**WHAT THE EXERCISE ASKS**
Look through the material below and report every line that includes "trial".

**SOURCE MATERIAL**
[Start of section]

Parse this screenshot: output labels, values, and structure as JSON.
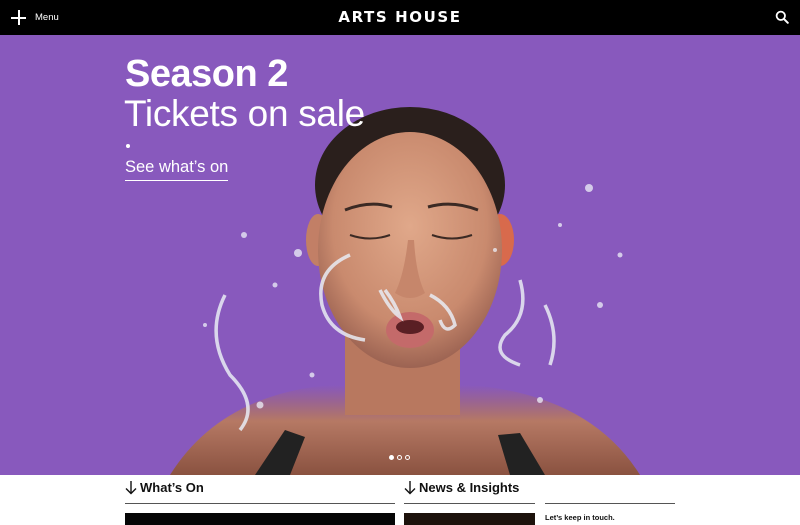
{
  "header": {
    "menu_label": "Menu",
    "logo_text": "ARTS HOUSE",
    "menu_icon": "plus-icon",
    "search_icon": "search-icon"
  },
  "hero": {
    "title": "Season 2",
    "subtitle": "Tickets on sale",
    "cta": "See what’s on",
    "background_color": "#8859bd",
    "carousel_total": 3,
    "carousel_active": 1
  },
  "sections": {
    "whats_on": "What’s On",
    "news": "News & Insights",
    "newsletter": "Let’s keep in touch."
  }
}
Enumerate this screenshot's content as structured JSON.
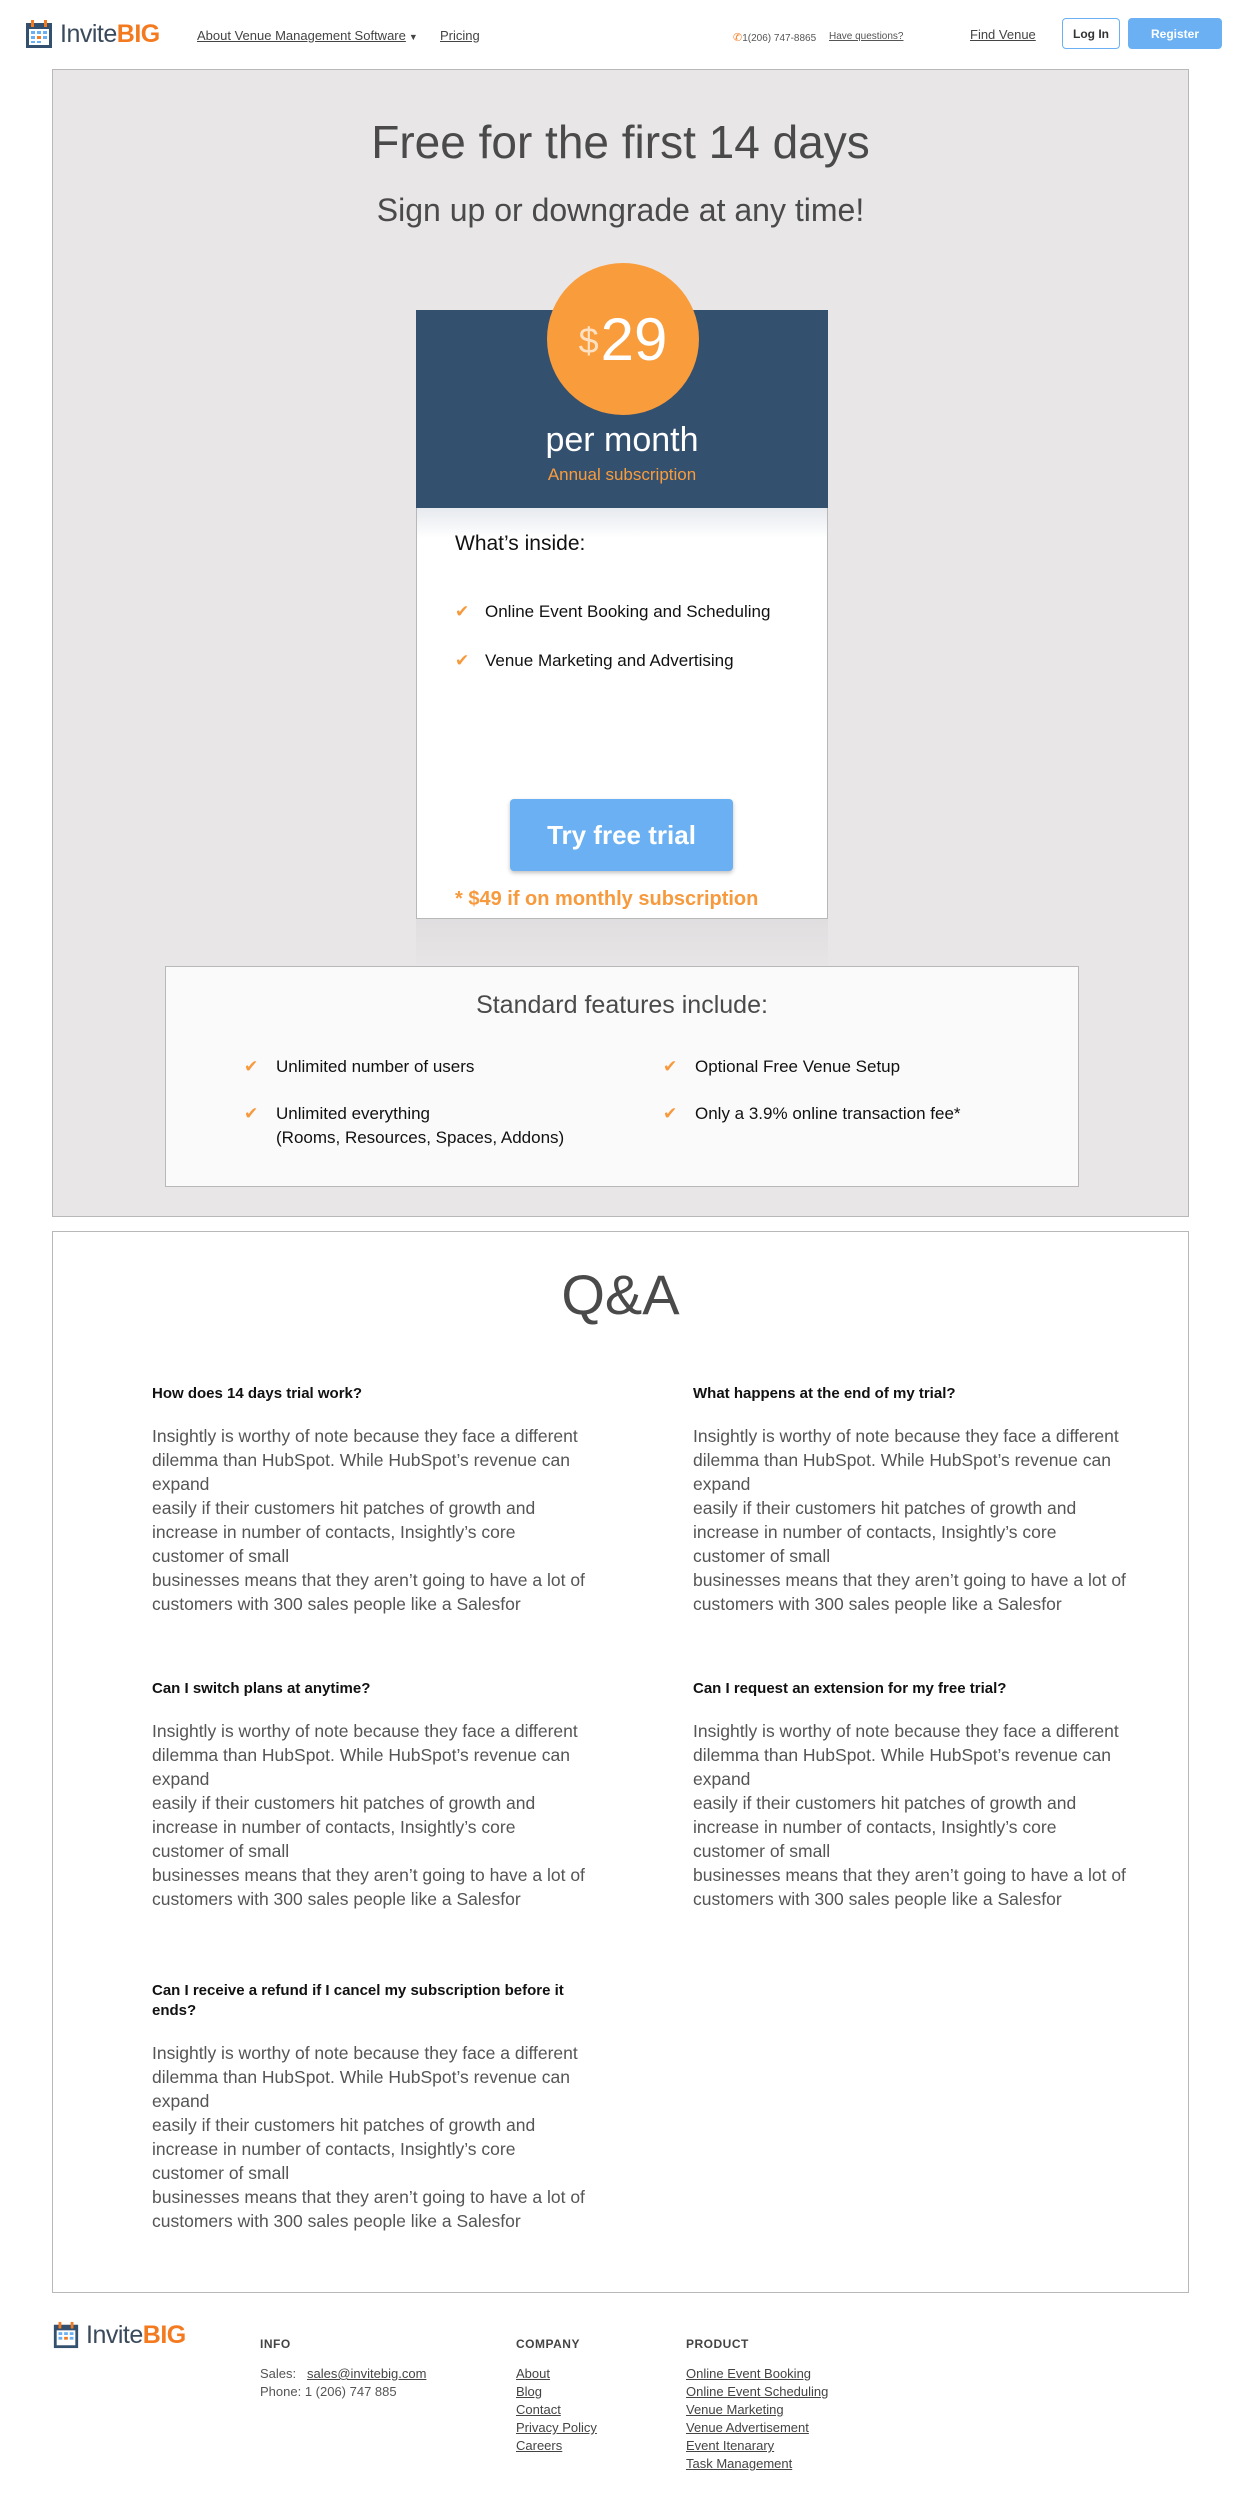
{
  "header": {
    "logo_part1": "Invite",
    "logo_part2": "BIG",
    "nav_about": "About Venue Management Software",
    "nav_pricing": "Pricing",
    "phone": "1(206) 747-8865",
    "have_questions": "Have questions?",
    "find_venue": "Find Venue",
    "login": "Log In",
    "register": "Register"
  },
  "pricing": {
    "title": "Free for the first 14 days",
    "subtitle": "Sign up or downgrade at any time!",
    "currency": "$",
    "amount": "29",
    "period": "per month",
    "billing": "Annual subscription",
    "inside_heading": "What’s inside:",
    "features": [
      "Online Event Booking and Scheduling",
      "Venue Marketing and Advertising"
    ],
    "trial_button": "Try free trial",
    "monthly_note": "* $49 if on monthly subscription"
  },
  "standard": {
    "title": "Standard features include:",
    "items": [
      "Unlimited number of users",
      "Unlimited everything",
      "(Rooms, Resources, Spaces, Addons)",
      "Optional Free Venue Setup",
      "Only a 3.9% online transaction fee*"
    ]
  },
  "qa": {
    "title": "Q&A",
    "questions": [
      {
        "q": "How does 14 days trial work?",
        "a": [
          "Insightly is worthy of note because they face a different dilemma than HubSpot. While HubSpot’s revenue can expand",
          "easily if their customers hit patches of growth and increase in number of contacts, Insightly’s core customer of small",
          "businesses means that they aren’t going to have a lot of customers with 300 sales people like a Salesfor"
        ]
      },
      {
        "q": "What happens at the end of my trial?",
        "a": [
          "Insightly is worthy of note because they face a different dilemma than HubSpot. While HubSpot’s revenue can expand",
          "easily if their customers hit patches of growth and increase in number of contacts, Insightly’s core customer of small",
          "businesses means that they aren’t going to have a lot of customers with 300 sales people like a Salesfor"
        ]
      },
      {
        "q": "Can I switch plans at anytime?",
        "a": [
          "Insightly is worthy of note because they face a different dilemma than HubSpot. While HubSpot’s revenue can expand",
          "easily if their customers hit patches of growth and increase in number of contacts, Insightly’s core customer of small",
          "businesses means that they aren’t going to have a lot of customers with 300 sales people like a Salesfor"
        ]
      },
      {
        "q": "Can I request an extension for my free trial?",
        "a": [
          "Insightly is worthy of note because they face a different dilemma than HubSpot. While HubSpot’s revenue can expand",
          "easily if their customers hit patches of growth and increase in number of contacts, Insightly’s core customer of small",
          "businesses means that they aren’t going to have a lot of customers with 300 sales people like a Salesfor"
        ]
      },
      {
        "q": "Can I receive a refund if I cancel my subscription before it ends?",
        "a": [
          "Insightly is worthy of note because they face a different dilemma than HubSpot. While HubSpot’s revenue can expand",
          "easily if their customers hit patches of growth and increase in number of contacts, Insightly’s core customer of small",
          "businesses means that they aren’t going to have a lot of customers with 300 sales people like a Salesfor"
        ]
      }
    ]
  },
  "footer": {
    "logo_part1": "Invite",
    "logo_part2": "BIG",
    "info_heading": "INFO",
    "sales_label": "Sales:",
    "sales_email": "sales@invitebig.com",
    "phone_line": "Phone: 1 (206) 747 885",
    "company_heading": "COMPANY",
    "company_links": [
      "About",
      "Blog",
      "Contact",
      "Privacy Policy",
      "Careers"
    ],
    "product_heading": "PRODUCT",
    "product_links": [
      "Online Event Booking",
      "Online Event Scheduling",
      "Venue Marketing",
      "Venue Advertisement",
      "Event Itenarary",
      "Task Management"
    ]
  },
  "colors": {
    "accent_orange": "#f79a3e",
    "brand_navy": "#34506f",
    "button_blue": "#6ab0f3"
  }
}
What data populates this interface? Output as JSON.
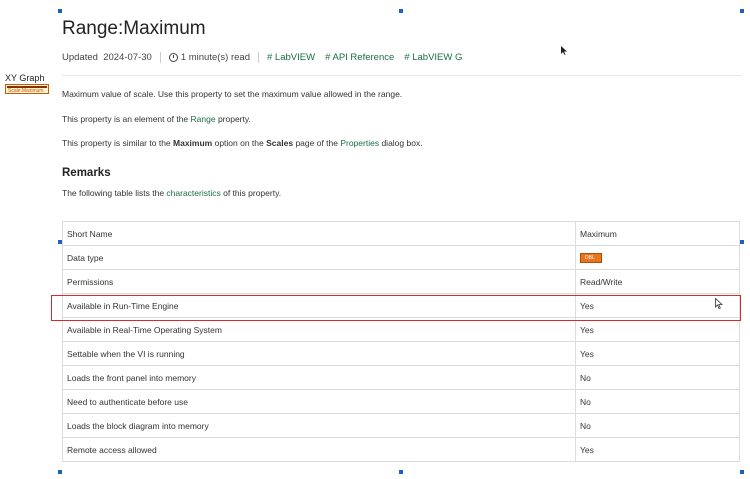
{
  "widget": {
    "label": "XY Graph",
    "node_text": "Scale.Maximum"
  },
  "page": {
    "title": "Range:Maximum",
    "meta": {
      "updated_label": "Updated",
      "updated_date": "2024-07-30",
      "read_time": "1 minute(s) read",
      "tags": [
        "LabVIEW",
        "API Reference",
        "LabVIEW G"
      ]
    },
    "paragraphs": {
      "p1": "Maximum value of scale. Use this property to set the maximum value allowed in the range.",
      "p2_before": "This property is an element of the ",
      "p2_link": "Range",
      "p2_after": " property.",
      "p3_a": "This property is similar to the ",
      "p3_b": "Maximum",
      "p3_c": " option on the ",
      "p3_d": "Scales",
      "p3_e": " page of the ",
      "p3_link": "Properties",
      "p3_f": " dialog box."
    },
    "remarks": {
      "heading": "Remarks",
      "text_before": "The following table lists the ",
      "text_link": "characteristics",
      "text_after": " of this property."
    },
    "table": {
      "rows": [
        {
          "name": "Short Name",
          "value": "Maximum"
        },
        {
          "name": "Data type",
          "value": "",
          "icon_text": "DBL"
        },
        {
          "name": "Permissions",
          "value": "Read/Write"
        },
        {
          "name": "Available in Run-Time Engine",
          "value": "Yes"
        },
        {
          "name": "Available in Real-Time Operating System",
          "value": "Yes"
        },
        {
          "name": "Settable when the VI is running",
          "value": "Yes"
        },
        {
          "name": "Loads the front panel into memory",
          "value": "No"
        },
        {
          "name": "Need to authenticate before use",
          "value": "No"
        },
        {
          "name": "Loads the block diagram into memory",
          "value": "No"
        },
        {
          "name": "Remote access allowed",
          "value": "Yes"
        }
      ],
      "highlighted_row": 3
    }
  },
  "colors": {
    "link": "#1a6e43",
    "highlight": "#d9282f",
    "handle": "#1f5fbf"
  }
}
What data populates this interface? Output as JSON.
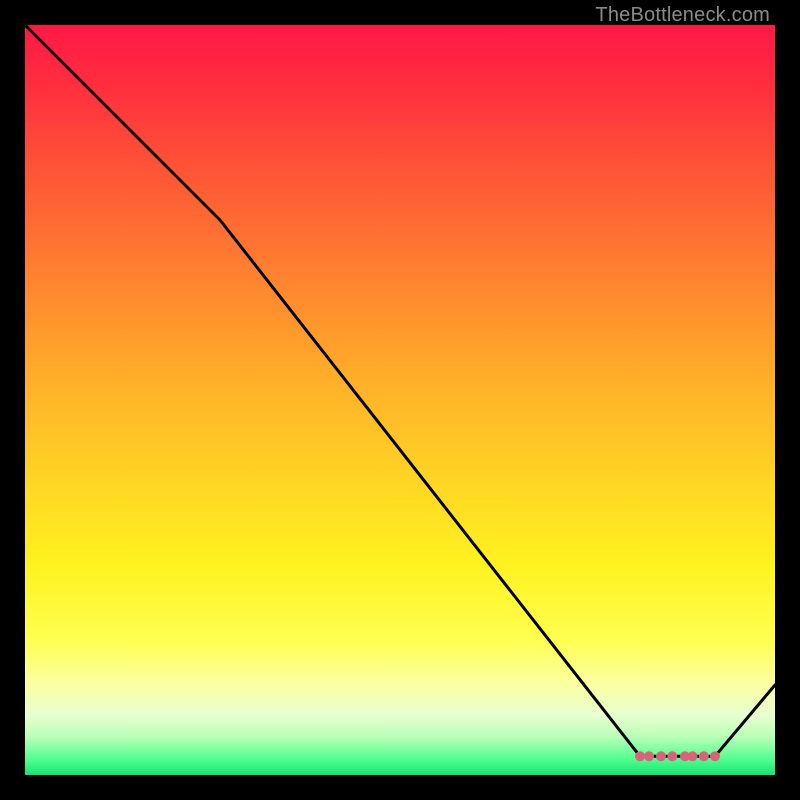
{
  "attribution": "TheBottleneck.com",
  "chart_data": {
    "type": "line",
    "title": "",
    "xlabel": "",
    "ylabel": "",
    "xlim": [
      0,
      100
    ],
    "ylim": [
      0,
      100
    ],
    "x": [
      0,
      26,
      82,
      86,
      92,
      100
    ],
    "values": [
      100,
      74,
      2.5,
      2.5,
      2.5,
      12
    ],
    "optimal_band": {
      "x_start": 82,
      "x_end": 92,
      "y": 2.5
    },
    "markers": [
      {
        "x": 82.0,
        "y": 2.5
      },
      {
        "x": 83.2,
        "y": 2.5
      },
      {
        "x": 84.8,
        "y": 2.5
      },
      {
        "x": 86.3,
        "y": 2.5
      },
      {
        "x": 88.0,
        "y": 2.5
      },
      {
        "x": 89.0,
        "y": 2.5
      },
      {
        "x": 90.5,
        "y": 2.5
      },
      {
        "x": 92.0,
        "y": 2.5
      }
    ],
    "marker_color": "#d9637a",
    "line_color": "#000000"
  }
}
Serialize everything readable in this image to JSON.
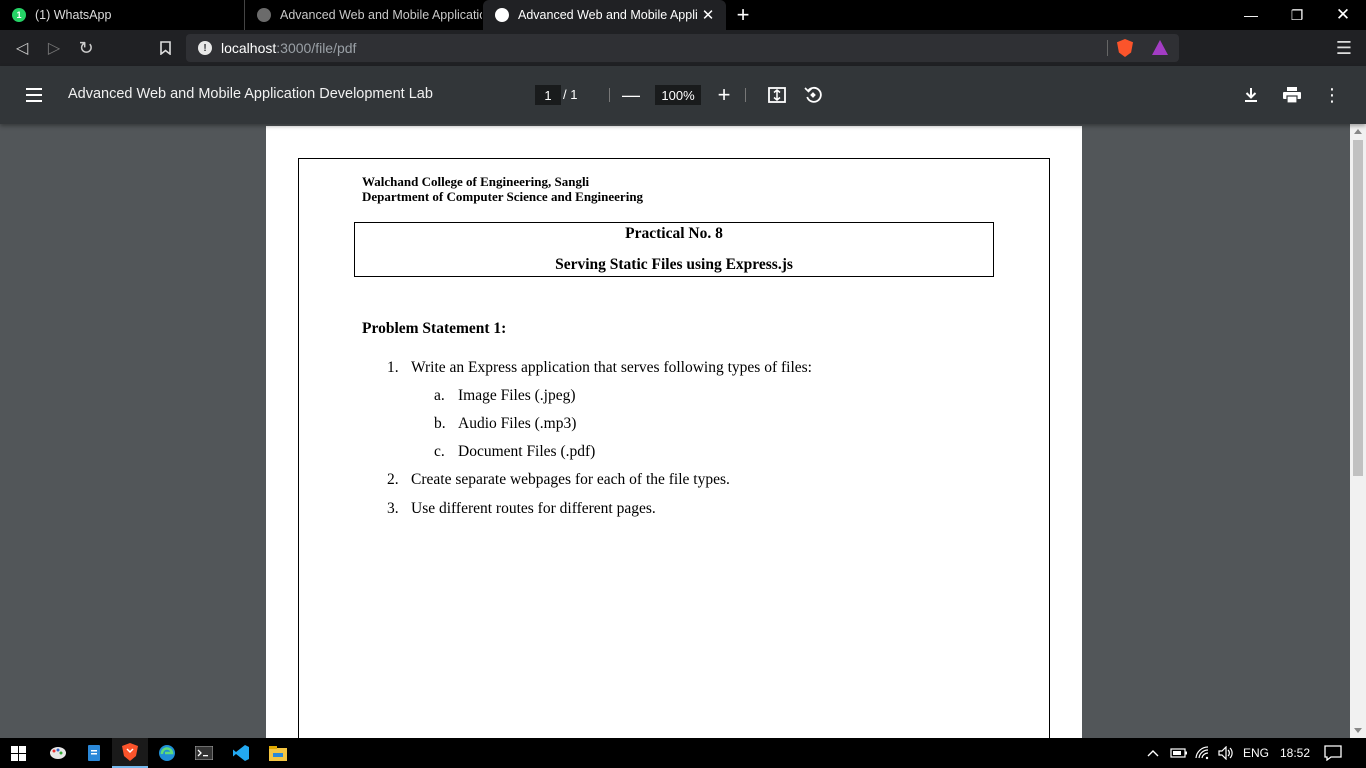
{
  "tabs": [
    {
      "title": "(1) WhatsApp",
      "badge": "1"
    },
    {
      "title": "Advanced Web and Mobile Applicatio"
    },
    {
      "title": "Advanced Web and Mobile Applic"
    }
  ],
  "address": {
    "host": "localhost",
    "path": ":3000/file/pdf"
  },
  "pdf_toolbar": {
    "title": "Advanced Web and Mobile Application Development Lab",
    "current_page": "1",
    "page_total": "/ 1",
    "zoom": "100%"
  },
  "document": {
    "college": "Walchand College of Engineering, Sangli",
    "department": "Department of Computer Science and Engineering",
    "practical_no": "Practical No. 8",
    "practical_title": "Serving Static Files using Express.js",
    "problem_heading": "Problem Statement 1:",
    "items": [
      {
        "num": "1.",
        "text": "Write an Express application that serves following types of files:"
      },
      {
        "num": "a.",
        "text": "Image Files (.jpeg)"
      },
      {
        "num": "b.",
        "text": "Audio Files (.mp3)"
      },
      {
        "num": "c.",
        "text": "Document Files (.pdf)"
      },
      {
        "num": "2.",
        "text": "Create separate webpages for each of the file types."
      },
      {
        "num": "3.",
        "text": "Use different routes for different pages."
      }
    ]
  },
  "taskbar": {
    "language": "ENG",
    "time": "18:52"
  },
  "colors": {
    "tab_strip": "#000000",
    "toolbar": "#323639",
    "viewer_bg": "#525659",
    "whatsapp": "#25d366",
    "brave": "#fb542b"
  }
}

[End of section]

**OUTPUT OF THE EXERCISE**
    "trial_button": "Try free trial",
        "q": "How does 14 days trial work?",
        "q": "What happens at the end of my trial?",
        "q": "Can I request an extension for my free trial?",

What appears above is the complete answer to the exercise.